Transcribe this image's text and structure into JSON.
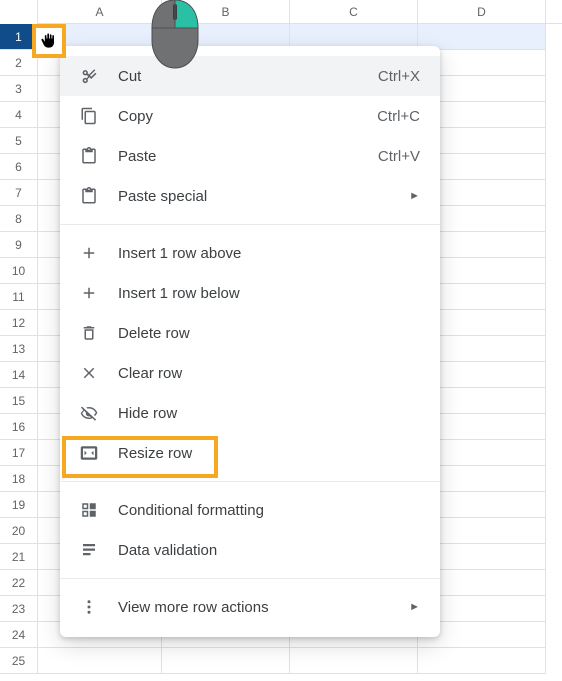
{
  "columns": [
    "A",
    "B",
    "C",
    "D"
  ],
  "row_count": 25,
  "selected_row": 1,
  "menu": {
    "cut": "Cut",
    "cut_sc": "Ctrl+X",
    "copy": "Copy",
    "copy_sc": "Ctrl+C",
    "paste": "Paste",
    "paste_sc": "Ctrl+V",
    "paste_special": "Paste special",
    "insert_above": "Insert 1 row above",
    "insert_below": "Insert 1 row below",
    "delete_row": "Delete row",
    "clear_row": "Clear row",
    "hide_row": "Hide row",
    "resize_row": "Resize row",
    "cond_format": "Conditional formatting",
    "data_validation": "Data validation",
    "more_actions": "View more row actions"
  },
  "submenu_arrow": "►"
}
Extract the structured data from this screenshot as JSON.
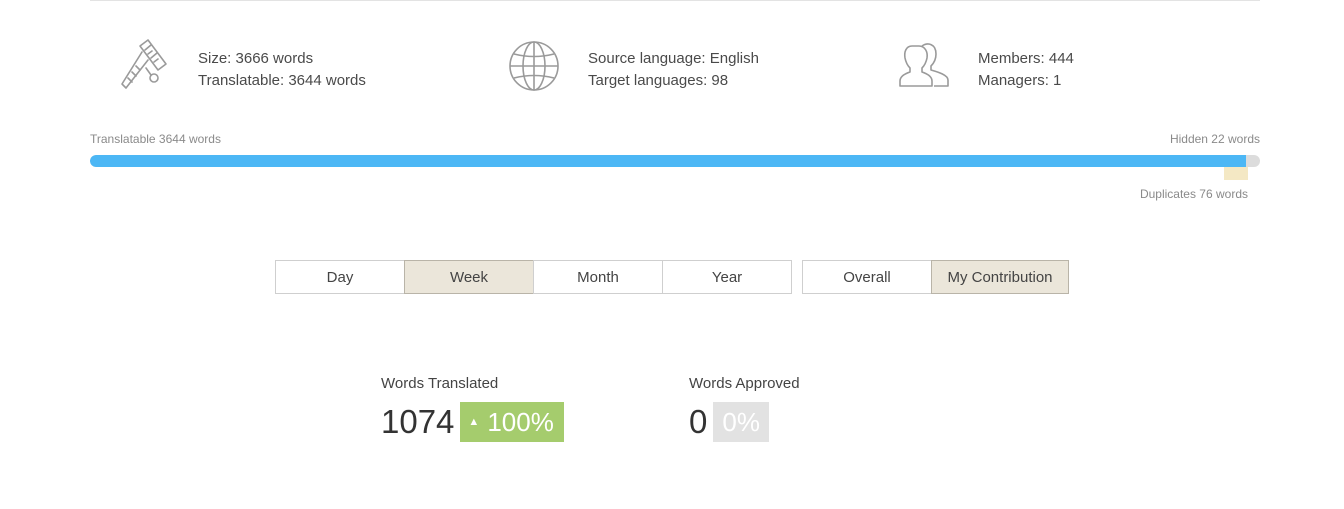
{
  "stats": {
    "size": "Size: 3666 words",
    "translatable": "Translatable: 3644 words",
    "source_language": "Source language: English",
    "target_languages": "Target languages: 98",
    "members": "Members: 444",
    "managers": "Managers: 1"
  },
  "icons": {
    "size": "caliper-icon",
    "language": "globe-icon",
    "members": "users-icon"
  },
  "progress": {
    "translatable_label": "Translatable 3644 words",
    "hidden_label": "Hidden 22 words",
    "duplicates_label": "Duplicates 76 words",
    "translatable_fraction": 0.988,
    "color": "#4cb7f5",
    "duplicates_color": "#f4e8c4"
  },
  "period_tabs": [
    {
      "label": "Day",
      "active": false
    },
    {
      "label": "Week",
      "active": true
    },
    {
      "label": "Month",
      "active": false
    },
    {
      "label": "Year",
      "active": false
    }
  ],
  "scope_tabs": [
    {
      "label": "Overall",
      "active": false
    },
    {
      "label": "My Contribution",
      "active": true
    }
  ],
  "metrics": {
    "translated": {
      "label": "Words Translated",
      "value": "1074",
      "badge": "100%",
      "trend": "up",
      "badge_color": "#a5cc6d"
    },
    "approved": {
      "label": "Words Approved",
      "value": "0",
      "badge": "0%",
      "badge_color": "#e2e2e2"
    }
  }
}
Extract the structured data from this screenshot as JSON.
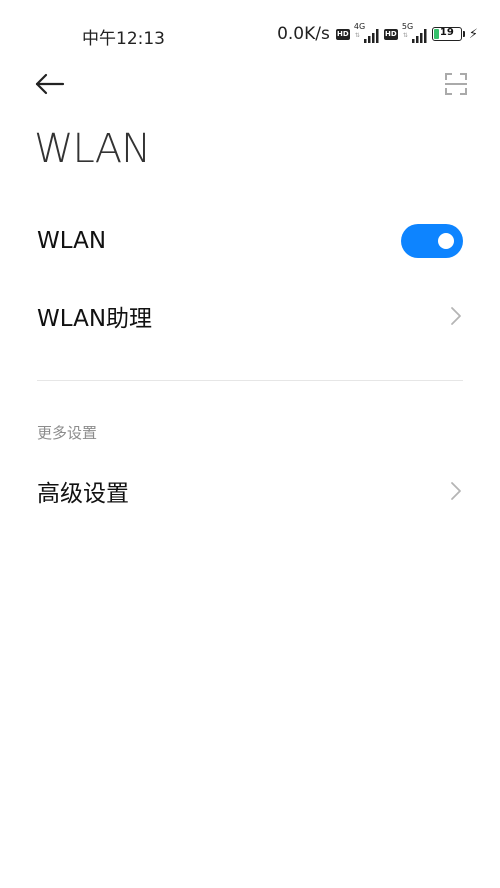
{
  "status_bar": {
    "time": "中午12:13",
    "net_speed": "0.0K/s",
    "hd_badge": "HD",
    "sim1_generation": "4G",
    "sim2_generation": "5G",
    "battery_level": "19",
    "battery_fraction": 0.19,
    "battery_color": "#35c06b"
  },
  "header": {
    "back_icon": "arrow-left-icon",
    "scan_icon": "scan-frame-icon"
  },
  "page_title": "WLAN",
  "settings": {
    "wlan_toggle": {
      "label": "WLAN",
      "enabled": true,
      "accent_color": "#0d84ff"
    },
    "wlan_assistant": {
      "label": "WLAN助理"
    },
    "more_section_header": "更多设置",
    "advanced": {
      "label": "高级设置"
    }
  }
}
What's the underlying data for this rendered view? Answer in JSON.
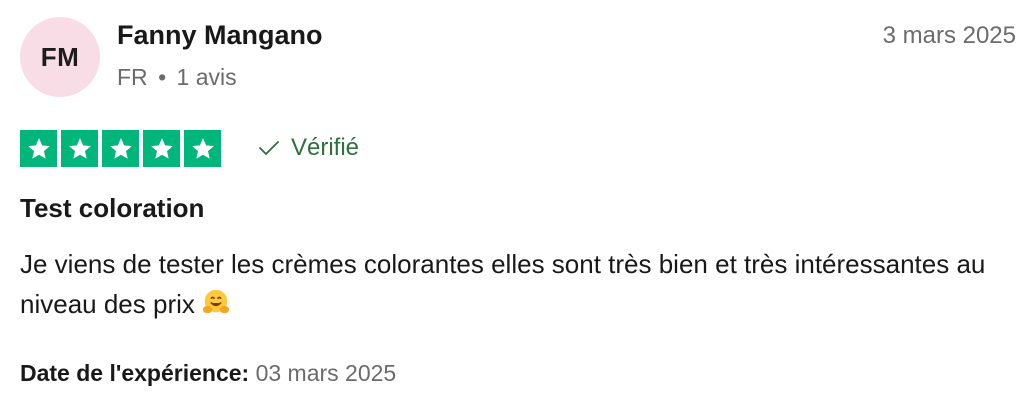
{
  "user": {
    "initials": "FM",
    "name": "Fanny Mangano",
    "country": "FR",
    "separator": "•",
    "review_count": "1 avis",
    "avatar_color": "#f8dde6"
  },
  "review": {
    "date": "3 mars 2025",
    "rating": 5,
    "rating_color": "#00b67a",
    "verified_label": "Vérifié",
    "verified_color": "#2f6f3e",
    "title": "Test coloration",
    "body": "Je viens de tester les crèmes colorantes elles sont très bien et très intéressantes au niveau des prix",
    "emoji": "hugging-face-icon",
    "experience_label": "Date de l'expérience:",
    "experience_date": "03 mars 2025"
  }
}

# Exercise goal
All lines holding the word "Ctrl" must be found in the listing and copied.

# Task solution
    "cut_sc": "Ctrl+X",
    "copy_sc": "Ctrl+C",
    "paste_sc": "Ctrl+V",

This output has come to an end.